Dmitri Litvinov (Director of IBNS)
Office Location: 1007 Science and Engineering Research Center
Email: litvinov [at] uh.eduProfessor of Electrical & Computer Engineering and of Chemical & Biomolecular Engineering, PhD., University of Michigan, Ann Arbor, MI, 1999. Novel magnetic materials and devices at nanoscale dimensions, micro- and nanomagnetic materials and devices related to the current and future magnetic storage technologies, disk drive storage, probe storage based on MEMS and MRAM, biosensors, and magnetic computing.
Office Location: N318 Engineering Building 1
Email: jbao [at] uh.eduAssistant Professor of Electrical & Computer Engineering, PhD., University of Michigan, Ann Arbor, MI
Office Location: N322 Engineering Building 1
Email: stanko.brankovic [at] uh.eduAssociate Professor of Electrical & Computer Engineering, PhD., Arizona State University, Tempe, AZ, 1999. The areas of research interests include: Electrochemical Thin Film Growth, Magnetic Materials and Nanostructures, Nanofabrication, Electrocatalysis, Sensors, Physics and Thermodynamics of Electrified Interfaces.
Office Location: 5004 Science and Engineering Research Center
Email: trlee [at] uh.eduProfessor of Chemistry and Chemical Engineering, PhD., Harvard University, 1991. Directed self-assembly of sub-5nm nanoparticles for ultra-high density patterned medium applications. Synthesis and functionalization of magnetic nanoparticles for nanomagnetic biosensor applications.
Email: karen.martirosyan [at] utrgv.eduAssociate Professor of Physics at University of Texas at Brownsville, PhD., Russian Academy of Science, 1991. Dr. Martirossian's research interests are in the field of solid-state combustion synthesis (CS) of advanced ceramic materials. Combustion synthesis also referred to as Self-propagating High-temperature Synthesis (SHS) is an energy-saving method which uses high-exothermic reaction between initial components.

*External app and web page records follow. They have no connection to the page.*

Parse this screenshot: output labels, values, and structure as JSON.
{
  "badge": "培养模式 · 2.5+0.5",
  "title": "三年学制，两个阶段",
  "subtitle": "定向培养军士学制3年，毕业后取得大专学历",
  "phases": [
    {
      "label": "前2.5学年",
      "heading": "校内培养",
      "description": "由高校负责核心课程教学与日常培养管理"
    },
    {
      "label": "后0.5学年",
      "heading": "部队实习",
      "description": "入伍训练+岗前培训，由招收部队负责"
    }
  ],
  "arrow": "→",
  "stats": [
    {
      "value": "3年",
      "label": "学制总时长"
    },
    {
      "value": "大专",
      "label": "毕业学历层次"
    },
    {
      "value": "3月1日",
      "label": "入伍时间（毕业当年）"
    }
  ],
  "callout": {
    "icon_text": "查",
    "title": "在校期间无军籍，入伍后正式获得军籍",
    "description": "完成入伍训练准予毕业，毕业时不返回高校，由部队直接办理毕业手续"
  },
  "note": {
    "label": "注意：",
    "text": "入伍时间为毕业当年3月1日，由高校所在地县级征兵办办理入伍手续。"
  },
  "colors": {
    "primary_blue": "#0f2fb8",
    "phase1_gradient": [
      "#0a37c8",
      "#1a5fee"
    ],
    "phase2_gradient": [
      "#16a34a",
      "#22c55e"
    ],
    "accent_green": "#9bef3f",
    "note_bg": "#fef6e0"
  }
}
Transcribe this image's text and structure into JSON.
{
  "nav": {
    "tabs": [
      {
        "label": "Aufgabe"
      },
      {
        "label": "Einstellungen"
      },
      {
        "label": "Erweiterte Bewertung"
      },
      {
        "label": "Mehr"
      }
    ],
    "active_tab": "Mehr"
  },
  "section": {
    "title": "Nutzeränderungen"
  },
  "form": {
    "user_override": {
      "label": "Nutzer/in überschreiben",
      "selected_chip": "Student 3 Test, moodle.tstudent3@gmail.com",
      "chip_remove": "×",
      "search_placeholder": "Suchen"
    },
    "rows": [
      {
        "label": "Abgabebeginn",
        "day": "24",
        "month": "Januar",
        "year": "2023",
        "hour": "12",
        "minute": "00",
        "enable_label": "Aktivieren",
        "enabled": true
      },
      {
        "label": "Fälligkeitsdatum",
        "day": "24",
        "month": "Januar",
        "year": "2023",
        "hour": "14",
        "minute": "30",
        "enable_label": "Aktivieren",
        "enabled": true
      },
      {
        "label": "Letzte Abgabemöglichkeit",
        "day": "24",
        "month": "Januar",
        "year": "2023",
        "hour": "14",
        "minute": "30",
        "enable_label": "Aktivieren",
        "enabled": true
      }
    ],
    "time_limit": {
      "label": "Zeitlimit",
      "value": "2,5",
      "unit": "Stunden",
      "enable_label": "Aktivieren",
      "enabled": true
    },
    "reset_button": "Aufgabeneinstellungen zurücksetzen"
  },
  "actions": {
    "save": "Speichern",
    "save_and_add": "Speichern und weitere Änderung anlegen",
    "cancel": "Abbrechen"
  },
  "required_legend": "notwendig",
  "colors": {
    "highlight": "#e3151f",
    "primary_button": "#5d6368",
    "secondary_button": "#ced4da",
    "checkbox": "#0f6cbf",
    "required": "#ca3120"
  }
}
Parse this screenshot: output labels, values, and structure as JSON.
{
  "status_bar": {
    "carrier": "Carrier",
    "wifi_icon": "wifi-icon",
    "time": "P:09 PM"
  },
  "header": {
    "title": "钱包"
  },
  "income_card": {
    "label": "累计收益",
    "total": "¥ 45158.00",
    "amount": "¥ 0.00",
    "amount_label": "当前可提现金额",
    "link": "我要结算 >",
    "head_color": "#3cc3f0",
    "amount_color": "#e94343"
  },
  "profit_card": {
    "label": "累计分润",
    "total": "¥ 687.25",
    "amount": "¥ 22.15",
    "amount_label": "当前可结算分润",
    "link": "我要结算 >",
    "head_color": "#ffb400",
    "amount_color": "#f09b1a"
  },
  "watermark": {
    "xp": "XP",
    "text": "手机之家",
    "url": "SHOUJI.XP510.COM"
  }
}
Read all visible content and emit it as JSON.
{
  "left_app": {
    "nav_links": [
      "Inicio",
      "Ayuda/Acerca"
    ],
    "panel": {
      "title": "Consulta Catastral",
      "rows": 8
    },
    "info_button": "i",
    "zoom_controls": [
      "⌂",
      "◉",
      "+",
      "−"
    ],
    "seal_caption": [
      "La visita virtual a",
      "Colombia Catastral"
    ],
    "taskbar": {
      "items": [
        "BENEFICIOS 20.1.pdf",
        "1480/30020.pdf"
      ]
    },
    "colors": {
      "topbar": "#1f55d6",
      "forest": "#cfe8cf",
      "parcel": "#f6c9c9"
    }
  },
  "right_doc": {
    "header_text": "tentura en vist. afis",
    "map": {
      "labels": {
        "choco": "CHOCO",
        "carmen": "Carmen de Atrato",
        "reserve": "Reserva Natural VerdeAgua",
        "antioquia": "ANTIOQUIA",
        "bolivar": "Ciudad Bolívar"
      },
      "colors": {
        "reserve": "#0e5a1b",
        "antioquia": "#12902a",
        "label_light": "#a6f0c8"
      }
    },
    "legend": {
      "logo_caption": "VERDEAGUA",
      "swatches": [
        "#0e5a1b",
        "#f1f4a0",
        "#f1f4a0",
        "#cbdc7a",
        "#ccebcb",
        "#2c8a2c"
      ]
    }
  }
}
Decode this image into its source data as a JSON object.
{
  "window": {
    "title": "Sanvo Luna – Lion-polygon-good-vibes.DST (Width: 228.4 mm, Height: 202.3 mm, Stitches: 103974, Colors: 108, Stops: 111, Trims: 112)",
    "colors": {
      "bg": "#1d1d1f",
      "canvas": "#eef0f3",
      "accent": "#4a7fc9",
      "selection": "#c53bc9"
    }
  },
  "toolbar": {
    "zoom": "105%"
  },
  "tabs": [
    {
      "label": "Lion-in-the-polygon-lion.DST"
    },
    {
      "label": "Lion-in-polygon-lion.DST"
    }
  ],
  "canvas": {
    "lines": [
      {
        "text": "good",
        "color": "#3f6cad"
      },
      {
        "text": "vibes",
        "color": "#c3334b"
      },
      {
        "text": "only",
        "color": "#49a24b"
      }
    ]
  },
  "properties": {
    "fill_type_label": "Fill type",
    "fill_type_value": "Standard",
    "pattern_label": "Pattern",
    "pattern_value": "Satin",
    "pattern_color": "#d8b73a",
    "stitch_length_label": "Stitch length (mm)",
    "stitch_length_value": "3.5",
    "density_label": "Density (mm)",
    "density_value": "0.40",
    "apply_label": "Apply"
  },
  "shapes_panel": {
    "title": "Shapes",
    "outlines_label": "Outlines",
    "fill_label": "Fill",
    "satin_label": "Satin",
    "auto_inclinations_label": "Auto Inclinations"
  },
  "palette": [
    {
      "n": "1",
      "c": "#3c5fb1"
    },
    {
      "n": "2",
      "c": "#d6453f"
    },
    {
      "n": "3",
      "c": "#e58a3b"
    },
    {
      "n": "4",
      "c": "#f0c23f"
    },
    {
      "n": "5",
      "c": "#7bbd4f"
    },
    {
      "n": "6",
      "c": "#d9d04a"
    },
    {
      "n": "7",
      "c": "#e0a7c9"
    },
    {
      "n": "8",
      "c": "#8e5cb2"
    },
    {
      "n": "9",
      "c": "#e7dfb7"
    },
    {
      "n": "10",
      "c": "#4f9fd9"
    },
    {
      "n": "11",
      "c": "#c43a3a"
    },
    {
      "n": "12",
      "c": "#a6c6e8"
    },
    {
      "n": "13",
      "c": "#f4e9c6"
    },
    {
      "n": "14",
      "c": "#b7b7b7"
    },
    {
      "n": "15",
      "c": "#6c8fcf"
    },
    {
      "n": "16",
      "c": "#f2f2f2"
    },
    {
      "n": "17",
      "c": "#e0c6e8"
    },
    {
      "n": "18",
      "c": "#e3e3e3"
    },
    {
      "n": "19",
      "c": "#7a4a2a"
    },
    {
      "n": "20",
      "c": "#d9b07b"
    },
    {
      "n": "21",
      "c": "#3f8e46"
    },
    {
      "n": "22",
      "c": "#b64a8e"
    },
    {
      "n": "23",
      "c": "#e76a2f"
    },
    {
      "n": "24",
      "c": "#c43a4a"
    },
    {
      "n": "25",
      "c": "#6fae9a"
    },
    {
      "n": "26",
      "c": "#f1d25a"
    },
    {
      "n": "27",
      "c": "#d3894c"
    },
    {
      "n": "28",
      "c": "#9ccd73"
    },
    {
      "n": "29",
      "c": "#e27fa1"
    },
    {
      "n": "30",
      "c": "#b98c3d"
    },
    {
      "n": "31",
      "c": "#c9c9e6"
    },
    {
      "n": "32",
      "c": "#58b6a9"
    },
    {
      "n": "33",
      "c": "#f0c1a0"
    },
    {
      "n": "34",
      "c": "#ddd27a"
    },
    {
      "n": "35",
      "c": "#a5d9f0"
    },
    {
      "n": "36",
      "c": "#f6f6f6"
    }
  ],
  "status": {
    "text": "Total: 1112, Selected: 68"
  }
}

Office Location: N308 Engineering Building 1
Email: pruchhoeft [at] uh.eduAssociate Professor of Electrical & Computer Engineering, PhD., University of Houston. Prof. Ruchhoeft's research interests lie in the development of a parallel printing process with nanoscale resolution using energetic helium ions and atoms and the development of new low-cost stencil masks used in this patterning process. Applications include the patterning of spherical substrates for the manufacturing of ultra-compact infrared cameras and the fabrication large-area, periodic nano-scale patterns for use in infrared metal-mesh filter manufacturing and water filtration membranes. He is also interested in modeling of resist exposure and development processes for electron, ion, and atom beam lithography. He has authored numerous papers in these areas.
Office Location: S229 Engineering Building 1
Email: willson [at] uh.eduProfessor of Chemical Engineering and of Biochemical & Physical Sciences, PhD., Massachusetts Institute of Technology, 1988. Biomolecular recognition based on large area ultra-high density magnetic nanolabel sensor arrays. He has dozens of publications in molecular recognition and biodetection, and extensive prior experience with the antibody and oligonucleotide model systems. Dr. Willson is the former chair of the ACS Division of Biochemical Technology and current president of the International Society for Molecular Recognition.
Office Location: N324 Engineering Building 1
Email: yyao4 [at] yh.eduAssistant Professor of Electrical and Computer Engineering, PhD., University of California, Los Angeles, 2008. Dr. Yao's research interests are in designing nanostructured materials and understanding them at atomic level to overcome the challenges in energy applications, such as batteries, solar cells, solar hydrogen generation.